Lex Cordis Caritas - The law of the heart is Love

by Bishop Thomas John Paprocki

My dear brothers and sisters in Christ,

When I was in my third year of theology at the major seminary, I spent a semester doing an internship as a hospital chaplain in a program called Clinic Pastoral Education at Parkland Memorial Hospital in Dallas, Texas. Parkland Hospital was a fascinating place since it was a large hospital with over 900 beds and had a diverse population of patients. In one room there would be an indigent person because Parkland served as the public hospital for Dallas County. In the next room would be a wealthy person because Parkland was a teaching hospital affiliated with the Southwestern Medical School of the University of Texas and had the best doctors in town. Parkland was also the hospital where President John F. Kennedy died after he was shot by Lee Harvey Oswald.

During my internship at Parkland Memorial, I became good friends with a physician who specialized in obstetrics and gynecology, with a subspecialty in reproductive endocrinology and infertility. When visiting him and his family at their home, he would ask me about various real-life cases that presented complicated questions of medical ethics, which we would discuss in great detail. This is when I first became interested in the field of bioethics and led to me writing my Master of Divinity thesis on “Moral Considerations of Problem Pregnancies.”

One of the cases that my physician friend presented to me concerned the situation of the anencephalic fetus. Anencephaly is a severe birth defect in which all or a major part of the skull and brain are missing and occurs in about one out of every 1,000 pregnancies, but most cases end up as miscarriages. Approximately one out of every 10,000 babies in the U.S. is born with anencephaly. The moral question was whether a fetus without a brain could be considered truly human and, if not, whether the pregnancy could be terminated upon a definitive diagnosis, since arguably it would then not constitute the abortion of a human life.

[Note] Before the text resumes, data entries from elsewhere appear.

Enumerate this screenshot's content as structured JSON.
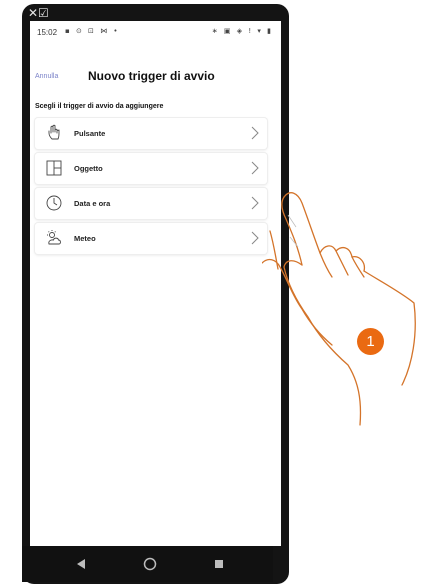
{
  "status_bar": {
    "time": "15:02",
    "left_icons": "▪ ⊙ ⊡ ⋈ •",
    "right_icons": "∗ ▣ ◈ ! ▾ ▮"
  },
  "device_corner_glyphs": "✕☑",
  "header": {
    "cancel_label": "Annulla",
    "title": "Nuovo trigger di avvio"
  },
  "section_title": "Scegli il trigger di avvio da aggiungere",
  "triggers": [
    {
      "label": "Pulsante",
      "icon": "hand-tap-icon"
    },
    {
      "label": "Oggetto",
      "icon": "object-icon"
    },
    {
      "label": "Data e ora",
      "icon": "clock-icon"
    },
    {
      "label": "Meteo",
      "icon": "weather-icon"
    }
  ],
  "nav_bar": {
    "back": "back-icon",
    "home": "home-icon",
    "recent": "recent-apps-icon"
  },
  "step_badge": "1",
  "colors": {
    "accent_link": "#7b83c9",
    "step_badge": "#ea6a12",
    "phone_frame": "#141414"
  }
}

Since at the time the Church did not have an authoritative teaching on this point, some theologians speculated that the dignity of human existence consists in the potential for relationship. According to this line of thinking, since the anencephalic fetus is regarded as lacking relational potential due to the absence of a functioning brain, and thereby an essential component of what it means to be human, the general proscription against abortion would not apply, for the act of abortion is considered morally evil as the willful taking of human life.

This argument was refuted, however, by the Committee on Doctrine of the United States Conference of Catholic Bishops in its 1996 statement on Moral Principles Concerning Infants with Anencephaly, which declared, “Doubts about the human dignity of the anencephalic infant, however, have no solid ground, and the benefit of any doubt must be in the child’s favor. As a general rule, conditions of the human body, regardless of severity, in no way compromise human dignity or human rights.”

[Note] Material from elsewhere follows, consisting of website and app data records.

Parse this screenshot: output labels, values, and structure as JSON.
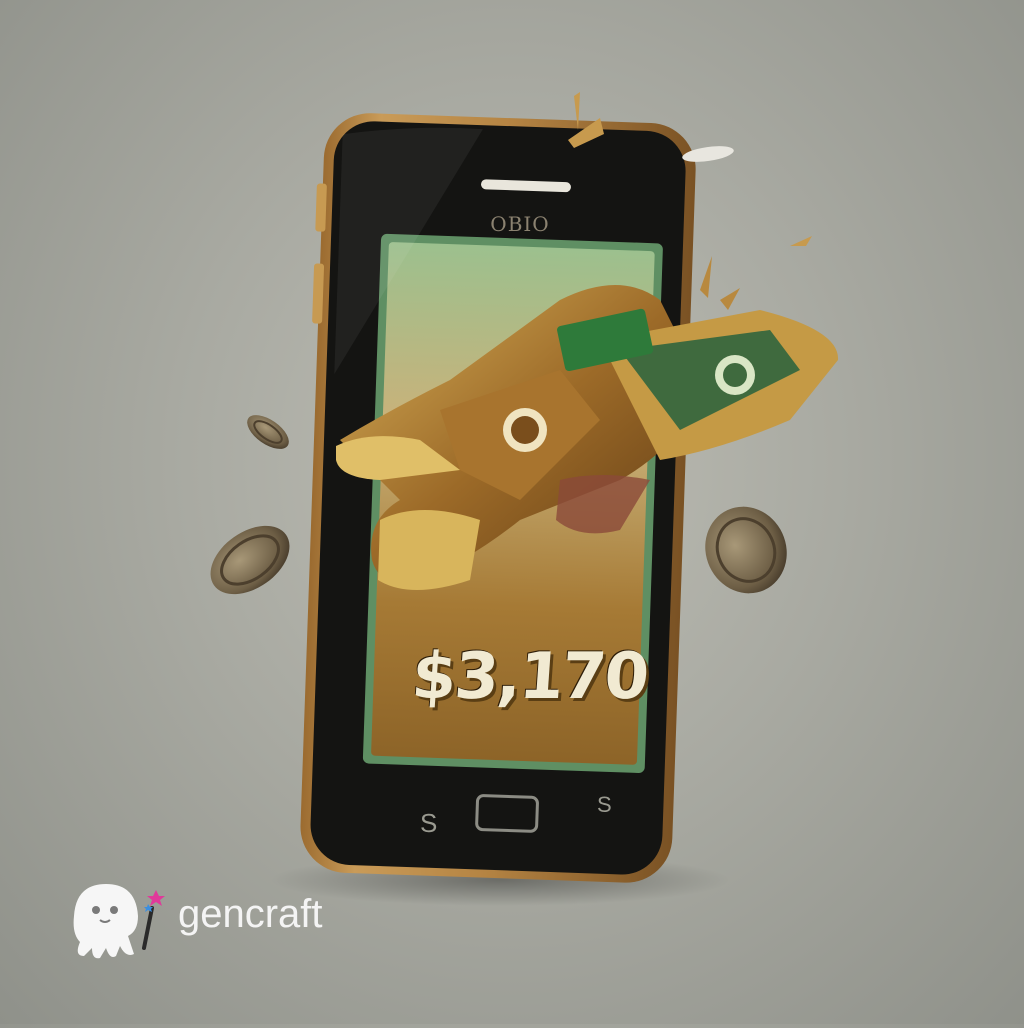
{
  "phone": {
    "brand_label": "OBIO",
    "screen_amount": "$3,170",
    "nav_left_label": "S",
    "nav_right_label": "S"
  },
  "watermark": {
    "text": "gencraft"
  },
  "colors": {
    "background": "#a9aaa2",
    "phone_body_gold": "#b88b48",
    "screen_green": "#7eaa79",
    "wallet_brown": "#8a5a22",
    "coin_bronze": "#6e5f44"
  }
}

A somewhat related but distinct question arises at the other end of the life spectrum, when a person has suffered a severe brain injury. Until the 20th century, death was normally determined by cessation of heartbeat and breathing. For the first time in history, a person with total and irreversible loss of brain function who is unable to move, breathe, and react — thereby appearing to be dead — could be maintained with cardiac circulation mechanically, thus exhibiting characteristics associated with living. Also, with Cardio-Pulmonary Resuscitation (CPR), we have seen how people whose hearts have stopped beating can be resuscitated, thus making the mere fact of cardiac arrest obsolete as the defining factor for determining death.

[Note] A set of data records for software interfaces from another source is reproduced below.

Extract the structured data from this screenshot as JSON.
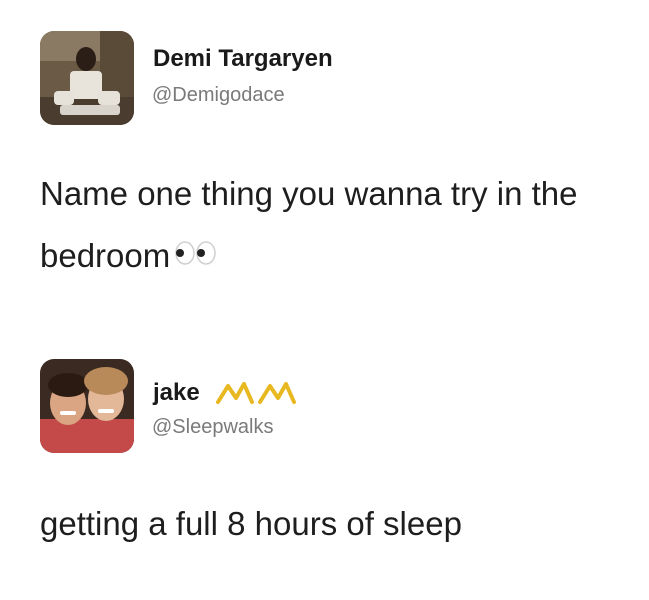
{
  "tweets": [
    {
      "display_name": "Demi Targaryen",
      "handle": "@Demigodace",
      "text": "Name one thing you wanna try in the bedroom",
      "emoji": "eyes-icon"
    },
    {
      "display_name": "jake",
      "handle": "@Sleepwalks",
      "text": "getting a full 8 hours of sleep",
      "name_decoration": "crown-icon"
    }
  ],
  "colors": {
    "name": "#1a1a1a",
    "handle": "#7a7a7a",
    "text": "#1e1e1e",
    "decoration": "#e8b820"
  }
}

In 1968, the Harvard Ad Hoc Committee for the first time proposed a set of neurological criteria for determining death, but from the beginning concerns were raised that these criteria could be manipulated for utilitarian purposes, such as procuring organs for transplantation.

In his recent book, Determining Death by Neurological Criteria: Current Practice and Ethics, published in 2020 by the National Catholic Bioethics Center, Matthew Hanley describes how the neurological criteria for determining “brain death” have been tightened up. Specifically, a clinical examination looks for a lack of response to stimuli, and a battery of tests seeks to elicit reflexes mediated by the brain stem. Finally, an apnea test assesses the patient’s capacity to breathe. As Hanley says, “This is obviously very important, since patients who are capable of breathing on their own are not dead.” Although he describes some cases of premature declaration of brain death, he asserts that “the determination of death by neurological criteria is widely viewed as a reliable diagnosis, and there have been no confirmed reports of a patient recovering when the neurological examination was followed properly.”

Pope St. John Paul II reached this conclusion in 2000 in his Address to the Transplantation Society, in which he stated, “Here it can be said that the criterion adopted in more recent times for ascertaining the fact of death, namely the complete and irreversible cessation of all brain activity, if rigorously applied, does not seem to conflict with the essential elements of a sound anthropology. Therefore, a health-worker can use these criteria in each individual case as the basis for arriving at that degree of assurance in ethical judgment which moral teaching describes as ‘moral certainty.’”

While we pray for all to be spared the grief of an anencephalic infant or a devastating injury of the brain, we should be aware of the guidance that the Church gives us in these tragic situations.

May God give us this grace. Amen.